WHAT YOU HAVE TO DO. With no line left out, restate the data word for word.

DATA TO EXAMINE.
☆ ☆ ☆ ☆
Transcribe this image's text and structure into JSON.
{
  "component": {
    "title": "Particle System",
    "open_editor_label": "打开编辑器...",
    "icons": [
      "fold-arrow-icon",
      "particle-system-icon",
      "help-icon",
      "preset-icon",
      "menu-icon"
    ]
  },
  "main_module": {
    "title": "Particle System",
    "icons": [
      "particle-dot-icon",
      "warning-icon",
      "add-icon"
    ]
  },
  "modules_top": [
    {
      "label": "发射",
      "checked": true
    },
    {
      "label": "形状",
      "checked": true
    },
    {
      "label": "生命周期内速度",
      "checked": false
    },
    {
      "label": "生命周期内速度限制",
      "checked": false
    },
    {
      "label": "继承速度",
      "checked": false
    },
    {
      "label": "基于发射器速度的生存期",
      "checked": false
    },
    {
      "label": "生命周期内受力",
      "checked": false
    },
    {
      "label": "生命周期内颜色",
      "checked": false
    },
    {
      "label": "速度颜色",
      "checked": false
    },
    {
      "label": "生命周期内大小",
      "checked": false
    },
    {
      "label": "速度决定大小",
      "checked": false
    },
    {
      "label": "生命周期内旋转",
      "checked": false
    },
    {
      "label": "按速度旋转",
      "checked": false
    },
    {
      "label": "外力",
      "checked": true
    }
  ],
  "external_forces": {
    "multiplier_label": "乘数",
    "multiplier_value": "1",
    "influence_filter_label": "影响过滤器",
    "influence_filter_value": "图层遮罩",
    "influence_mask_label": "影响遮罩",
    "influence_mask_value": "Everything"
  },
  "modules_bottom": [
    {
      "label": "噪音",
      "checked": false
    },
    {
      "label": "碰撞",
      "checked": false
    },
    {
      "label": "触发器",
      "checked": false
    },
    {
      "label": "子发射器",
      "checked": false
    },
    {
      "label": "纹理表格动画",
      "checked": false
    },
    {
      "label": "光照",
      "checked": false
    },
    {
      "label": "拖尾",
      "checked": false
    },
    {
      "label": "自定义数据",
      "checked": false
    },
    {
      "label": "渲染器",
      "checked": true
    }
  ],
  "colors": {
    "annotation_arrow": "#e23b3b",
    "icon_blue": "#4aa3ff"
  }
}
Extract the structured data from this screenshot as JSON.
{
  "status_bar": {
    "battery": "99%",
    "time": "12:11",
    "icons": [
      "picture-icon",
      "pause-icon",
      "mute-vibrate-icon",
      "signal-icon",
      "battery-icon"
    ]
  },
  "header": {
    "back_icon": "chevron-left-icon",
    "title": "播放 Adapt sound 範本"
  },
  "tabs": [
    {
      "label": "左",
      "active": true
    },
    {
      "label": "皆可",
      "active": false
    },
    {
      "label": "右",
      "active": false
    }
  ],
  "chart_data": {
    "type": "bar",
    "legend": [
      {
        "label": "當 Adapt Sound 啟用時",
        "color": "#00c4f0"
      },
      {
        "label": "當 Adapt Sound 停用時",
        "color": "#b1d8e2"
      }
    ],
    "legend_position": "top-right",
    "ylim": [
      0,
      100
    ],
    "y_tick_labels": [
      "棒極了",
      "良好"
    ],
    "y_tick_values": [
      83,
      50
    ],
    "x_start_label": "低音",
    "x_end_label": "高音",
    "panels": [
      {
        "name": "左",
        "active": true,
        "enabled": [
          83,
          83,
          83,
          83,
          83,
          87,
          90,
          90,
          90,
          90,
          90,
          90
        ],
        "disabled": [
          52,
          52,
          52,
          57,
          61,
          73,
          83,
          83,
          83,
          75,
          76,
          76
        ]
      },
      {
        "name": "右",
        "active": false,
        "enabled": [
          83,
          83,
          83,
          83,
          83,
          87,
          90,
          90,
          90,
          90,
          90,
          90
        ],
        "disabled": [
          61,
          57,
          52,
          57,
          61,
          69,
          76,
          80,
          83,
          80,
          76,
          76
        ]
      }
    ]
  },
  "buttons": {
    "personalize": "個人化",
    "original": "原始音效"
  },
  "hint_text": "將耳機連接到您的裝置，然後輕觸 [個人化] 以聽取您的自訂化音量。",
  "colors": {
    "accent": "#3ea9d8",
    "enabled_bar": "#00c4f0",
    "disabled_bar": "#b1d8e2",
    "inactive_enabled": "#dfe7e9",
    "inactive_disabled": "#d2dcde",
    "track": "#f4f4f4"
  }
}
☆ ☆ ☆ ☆
OUTPUT BELOW.
Transcribe this image's text and structure into JSON.
{
  "component": {
    "title": "Particle System",
    "open_editor_label": "打开编辑器...",
    "icons": [
      "fold-arrow-icon",
      "particle-system-icon",
      "help-icon",
      "preset-icon",
      "menu-icon"
    ]
  },
  "main_module": {
    "title": "Particle System",
    "icons": [
      "particle-dot-icon",
      "warning-icon",
      "add-icon"
    ]
  },
  "modules_top": [
    {
      "label": "发射",
      "checked": true
    },
    {
      "label": "形状",
      "checked": true
    },
    {
      "label": "生命周期内速度",
      "checked": false
    },
    {
      "label": "生命周期内速度限制",
      "checked": false
    },
    {
      "label": "继承速度",
      "checked": false
    },
    {
      "label": "基于发射器速度的生存期",
      "checked": false
    },
    {
      "label": "生命周期内受力",
      "checked": false
    },
    {
      "label": "生命周期内颜色",
      "checked": false
    },
    {
      "label": "速度颜色",
      "checked": false
    },
    {
      "label": "生命周期内大小",
      "checked": false
    },
    {
      "label": "速度决定大小",
      "checked": false
    },
    {
      "label": "生命周期内旋转",
      "checked": false
    },
    {
      "label": "按速度旋转",
      "checked": false
    },
    {
      "label": "外力",
      "checked": true
    }
  ],
  "external_forces": {
    "multiplier_label": "乘数",
    "multiplier_value": "1",
    "influence_filter_label": "影响过滤器",
    "influence_filter_value": "图层遮罩",
    "influence_mask_label": "影响遮罩",
    "influence_mask_value": "Everything"
  },
  "modules_bottom": [
    {
      "label": "噪音",
      "checked": false
    },
    {
      "label": "碰撞",
      "checked": false
    },
    {
      "label": "触发器",
      "checked": false
    },
    {
      "label": "子发射器",
      "checked": false
    },
    {
      "label": "纹理表格动画",
      "checked": false
    },
    {
      "label": "光照",
      "checked": false
    },
    {
      "label": "拖尾",
      "checked": false
    },
    {
      "label": "自定义数据",
      "checked": false
    },
    {
      "label": "渲染器",
      "checked": true
    }
  ],
  "colors": {
    "annotation_arrow": "#e23b3b",
    "icon_blue": "#4aa3ff"
  }
}
Extract the structured data from this screenshot as JSON.
{
  "status_bar": {
    "battery": "99%",
    "time": "12:11",
    "icons": [
      "picture-icon",
      "pause-icon",
      "mute-vibrate-icon",
      "signal-icon",
      "battery-icon"
    ]
  },
  "header": {
    "back_icon": "chevron-left-icon",
    "title": "播放 Adapt sound 範本"
  },
  "tabs": [
    {
      "label": "左",
      "active": true
    },
    {
      "label": "皆可",
      "active": false
    },
    {
      "label": "右",
      "active": false
    }
  ],
  "chart_data": {
    "type": "bar",
    "legend": [
      {
        "label": "當 Adapt Sound 啟用時",
        "color": "#00c4f0"
      },
      {
        "label": "當 Adapt Sound 停用時",
        "color": "#b1d8e2"
      }
    ],
    "legend_position": "top-right",
    "ylim": [
      0,
      100
    ],
    "y_tick_labels": [
      "棒極了",
      "良好"
    ],
    "y_tick_values": [
      83,
      50
    ],
    "x_start_label": "低音",
    "x_end_label": "高音",
    "panels": [
      {
        "name": "左",
        "active": true,
        "enabled": [
          83,
          83,
          83,
          83,
          83,
          87,
          90,
          90,
          90,
          90,
          90,
          90
        ],
        "disabled": [
          52,
          52,
          52,
          57,
          61,
          73,
          83,
          83,
          83,
          75,
          76,
          76
        ]
      },
      {
        "name": "右",
        "active": false,
        "enabled": [
          83,
          83,
          83,
          83,
          83,
          87,
          90,
          90,
          90,
          90,
          90,
          90
        ],
        "disabled": [
          61,
          57,
          52,
          57,
          61,
          69,
          76,
          80,
          83,
          80,
          76,
          76
        ]
      }
    ]
  },
  "buttons": {
    "personalize": "個人化",
    "original": "原始音效"
  },
  "hint_text": "將耳機連接到您的裝置，然後輕觸 [個人化] 以聽取您的自訂化音量。",
  "colors": {
    "accent": "#3ea9d8",
    "enabled_bar": "#00c4f0",
    "disabled_bar": "#b1d8e2",
    "inactive_enabled": "#dfe7e9",
    "inactive_disabled": "#d2dcde",
    "track": "#f4f4f4"
  }
}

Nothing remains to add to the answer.